Task goal:
From the records below, report the number of lines that contain "Popup", and add nothing.

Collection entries
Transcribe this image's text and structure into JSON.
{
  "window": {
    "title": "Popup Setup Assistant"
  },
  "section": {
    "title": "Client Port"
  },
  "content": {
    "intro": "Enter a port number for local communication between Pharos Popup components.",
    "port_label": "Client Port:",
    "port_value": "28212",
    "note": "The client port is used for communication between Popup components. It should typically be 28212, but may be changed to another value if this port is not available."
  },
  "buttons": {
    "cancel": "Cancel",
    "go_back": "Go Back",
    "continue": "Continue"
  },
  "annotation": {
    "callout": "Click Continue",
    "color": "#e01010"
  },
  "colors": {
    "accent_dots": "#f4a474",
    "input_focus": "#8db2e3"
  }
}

Written answer:
3